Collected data
----------------
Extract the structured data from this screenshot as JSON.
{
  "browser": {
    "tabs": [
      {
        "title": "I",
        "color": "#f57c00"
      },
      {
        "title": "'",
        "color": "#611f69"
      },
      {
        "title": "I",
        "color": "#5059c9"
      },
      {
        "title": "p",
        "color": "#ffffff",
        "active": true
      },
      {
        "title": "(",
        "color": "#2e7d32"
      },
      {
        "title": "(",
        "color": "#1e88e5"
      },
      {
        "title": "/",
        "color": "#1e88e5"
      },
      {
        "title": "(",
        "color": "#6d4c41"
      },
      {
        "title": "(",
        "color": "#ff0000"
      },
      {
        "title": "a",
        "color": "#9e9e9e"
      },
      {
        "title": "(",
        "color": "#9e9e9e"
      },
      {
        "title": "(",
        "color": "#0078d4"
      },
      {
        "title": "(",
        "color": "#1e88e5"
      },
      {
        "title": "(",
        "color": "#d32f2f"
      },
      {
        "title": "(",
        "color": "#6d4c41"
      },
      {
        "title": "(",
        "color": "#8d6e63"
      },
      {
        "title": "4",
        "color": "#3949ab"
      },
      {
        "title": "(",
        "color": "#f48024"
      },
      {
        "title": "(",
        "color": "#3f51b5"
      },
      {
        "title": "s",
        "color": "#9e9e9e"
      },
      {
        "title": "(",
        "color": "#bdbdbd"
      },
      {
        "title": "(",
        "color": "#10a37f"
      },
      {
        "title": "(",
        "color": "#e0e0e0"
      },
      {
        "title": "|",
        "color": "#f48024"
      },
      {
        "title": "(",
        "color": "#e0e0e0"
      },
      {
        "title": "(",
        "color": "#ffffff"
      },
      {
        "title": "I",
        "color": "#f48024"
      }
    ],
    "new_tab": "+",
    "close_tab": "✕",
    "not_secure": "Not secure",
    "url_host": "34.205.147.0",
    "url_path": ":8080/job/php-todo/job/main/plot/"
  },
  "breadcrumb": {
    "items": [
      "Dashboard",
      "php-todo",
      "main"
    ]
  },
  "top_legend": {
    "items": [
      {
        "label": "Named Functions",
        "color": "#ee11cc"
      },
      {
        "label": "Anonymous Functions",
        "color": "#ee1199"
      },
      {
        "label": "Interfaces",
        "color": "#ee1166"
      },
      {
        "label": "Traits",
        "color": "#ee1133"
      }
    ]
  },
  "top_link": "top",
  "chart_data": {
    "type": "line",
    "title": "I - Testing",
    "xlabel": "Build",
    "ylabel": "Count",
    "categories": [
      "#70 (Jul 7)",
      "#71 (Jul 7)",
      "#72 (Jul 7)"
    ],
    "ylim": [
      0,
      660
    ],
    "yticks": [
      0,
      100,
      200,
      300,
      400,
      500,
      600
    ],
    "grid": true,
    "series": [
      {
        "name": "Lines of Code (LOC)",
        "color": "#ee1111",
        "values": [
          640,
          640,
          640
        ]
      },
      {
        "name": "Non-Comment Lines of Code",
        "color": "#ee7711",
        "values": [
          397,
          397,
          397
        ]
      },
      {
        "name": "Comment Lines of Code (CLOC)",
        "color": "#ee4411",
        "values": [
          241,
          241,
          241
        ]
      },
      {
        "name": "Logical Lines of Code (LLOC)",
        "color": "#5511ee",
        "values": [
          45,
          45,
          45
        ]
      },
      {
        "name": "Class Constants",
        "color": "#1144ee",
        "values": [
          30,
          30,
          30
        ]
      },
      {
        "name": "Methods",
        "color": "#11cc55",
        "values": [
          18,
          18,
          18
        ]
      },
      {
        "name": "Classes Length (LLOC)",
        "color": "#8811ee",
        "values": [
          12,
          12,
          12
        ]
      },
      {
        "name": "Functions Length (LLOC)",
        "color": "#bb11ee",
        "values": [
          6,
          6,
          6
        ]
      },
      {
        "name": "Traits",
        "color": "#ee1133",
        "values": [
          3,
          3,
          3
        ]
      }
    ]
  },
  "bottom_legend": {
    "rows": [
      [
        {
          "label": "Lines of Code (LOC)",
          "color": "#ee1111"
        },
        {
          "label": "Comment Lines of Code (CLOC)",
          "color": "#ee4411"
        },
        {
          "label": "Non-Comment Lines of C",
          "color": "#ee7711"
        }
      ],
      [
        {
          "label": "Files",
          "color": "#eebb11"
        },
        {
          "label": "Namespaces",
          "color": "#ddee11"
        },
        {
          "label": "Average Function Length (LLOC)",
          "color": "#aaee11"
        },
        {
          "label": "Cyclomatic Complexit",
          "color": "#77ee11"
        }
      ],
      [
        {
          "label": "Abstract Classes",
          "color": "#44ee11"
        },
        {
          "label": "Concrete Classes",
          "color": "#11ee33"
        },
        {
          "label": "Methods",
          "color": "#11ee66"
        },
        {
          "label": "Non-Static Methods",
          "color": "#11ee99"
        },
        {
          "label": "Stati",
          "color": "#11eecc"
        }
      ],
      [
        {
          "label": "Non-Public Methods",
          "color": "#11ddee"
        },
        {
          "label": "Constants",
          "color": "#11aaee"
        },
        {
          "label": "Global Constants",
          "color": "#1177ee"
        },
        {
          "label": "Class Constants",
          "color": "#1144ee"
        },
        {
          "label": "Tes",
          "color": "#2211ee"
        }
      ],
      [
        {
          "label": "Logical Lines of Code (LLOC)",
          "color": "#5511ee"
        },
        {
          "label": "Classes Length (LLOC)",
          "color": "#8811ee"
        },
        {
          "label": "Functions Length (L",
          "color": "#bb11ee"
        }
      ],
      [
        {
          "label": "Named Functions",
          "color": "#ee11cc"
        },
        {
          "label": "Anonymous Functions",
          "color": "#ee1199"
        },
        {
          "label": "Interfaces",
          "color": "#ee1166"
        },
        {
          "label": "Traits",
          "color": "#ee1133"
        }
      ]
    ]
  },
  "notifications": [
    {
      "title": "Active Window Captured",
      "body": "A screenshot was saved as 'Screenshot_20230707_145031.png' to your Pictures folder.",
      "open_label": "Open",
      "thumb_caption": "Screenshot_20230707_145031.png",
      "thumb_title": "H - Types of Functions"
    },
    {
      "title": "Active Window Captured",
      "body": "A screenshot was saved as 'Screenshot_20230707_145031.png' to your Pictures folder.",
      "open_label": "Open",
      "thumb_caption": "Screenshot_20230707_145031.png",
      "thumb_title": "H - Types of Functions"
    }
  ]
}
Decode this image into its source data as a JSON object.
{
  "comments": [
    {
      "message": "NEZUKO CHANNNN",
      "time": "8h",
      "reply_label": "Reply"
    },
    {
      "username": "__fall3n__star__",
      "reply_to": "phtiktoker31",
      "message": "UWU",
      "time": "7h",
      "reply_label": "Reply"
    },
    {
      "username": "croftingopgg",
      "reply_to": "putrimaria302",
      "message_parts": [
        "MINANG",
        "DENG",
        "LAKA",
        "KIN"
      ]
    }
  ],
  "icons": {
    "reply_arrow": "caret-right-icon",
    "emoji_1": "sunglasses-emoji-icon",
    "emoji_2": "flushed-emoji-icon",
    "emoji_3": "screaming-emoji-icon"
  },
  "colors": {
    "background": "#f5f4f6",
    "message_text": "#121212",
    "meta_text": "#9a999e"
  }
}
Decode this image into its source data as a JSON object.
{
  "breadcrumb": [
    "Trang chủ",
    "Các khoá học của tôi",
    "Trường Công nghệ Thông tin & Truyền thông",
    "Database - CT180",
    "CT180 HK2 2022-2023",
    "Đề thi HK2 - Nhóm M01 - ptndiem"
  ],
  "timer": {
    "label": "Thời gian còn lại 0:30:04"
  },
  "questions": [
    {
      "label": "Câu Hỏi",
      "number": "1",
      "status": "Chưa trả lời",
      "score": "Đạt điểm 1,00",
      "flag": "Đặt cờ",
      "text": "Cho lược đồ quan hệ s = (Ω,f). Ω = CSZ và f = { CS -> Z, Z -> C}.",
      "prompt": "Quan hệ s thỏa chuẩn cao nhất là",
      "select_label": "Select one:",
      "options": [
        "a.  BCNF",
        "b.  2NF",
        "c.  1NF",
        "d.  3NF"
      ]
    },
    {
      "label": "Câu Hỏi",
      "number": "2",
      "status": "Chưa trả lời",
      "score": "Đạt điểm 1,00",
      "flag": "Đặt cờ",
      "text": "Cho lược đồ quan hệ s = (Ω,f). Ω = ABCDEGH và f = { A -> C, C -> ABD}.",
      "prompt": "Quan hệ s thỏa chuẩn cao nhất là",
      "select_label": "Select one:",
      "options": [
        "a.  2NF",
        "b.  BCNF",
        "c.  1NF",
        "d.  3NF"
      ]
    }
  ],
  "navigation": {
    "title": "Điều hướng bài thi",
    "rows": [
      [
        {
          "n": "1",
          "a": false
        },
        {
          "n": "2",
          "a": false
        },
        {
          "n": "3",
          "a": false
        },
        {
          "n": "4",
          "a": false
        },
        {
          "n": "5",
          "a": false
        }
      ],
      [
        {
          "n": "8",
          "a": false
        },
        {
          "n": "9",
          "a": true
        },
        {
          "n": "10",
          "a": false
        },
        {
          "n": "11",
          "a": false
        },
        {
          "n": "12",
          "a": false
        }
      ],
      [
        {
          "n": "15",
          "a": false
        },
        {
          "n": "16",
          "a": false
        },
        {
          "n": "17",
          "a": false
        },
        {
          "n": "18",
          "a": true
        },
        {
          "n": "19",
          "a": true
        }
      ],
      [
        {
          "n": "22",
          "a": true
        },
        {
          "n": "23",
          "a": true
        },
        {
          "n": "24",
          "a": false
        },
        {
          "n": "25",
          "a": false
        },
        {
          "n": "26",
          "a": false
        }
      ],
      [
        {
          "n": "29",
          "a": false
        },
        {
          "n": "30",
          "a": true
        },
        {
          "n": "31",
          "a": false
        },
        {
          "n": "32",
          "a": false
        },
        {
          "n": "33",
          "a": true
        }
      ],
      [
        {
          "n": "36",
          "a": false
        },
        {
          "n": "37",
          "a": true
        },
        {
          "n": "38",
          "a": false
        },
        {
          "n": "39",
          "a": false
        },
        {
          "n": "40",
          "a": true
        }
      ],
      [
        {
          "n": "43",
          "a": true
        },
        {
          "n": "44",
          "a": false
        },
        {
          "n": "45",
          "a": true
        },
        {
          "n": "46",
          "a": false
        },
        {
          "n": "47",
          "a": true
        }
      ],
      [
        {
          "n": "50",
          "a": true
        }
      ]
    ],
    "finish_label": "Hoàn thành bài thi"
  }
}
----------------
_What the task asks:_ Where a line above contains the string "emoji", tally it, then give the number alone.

_Written solution:_ 3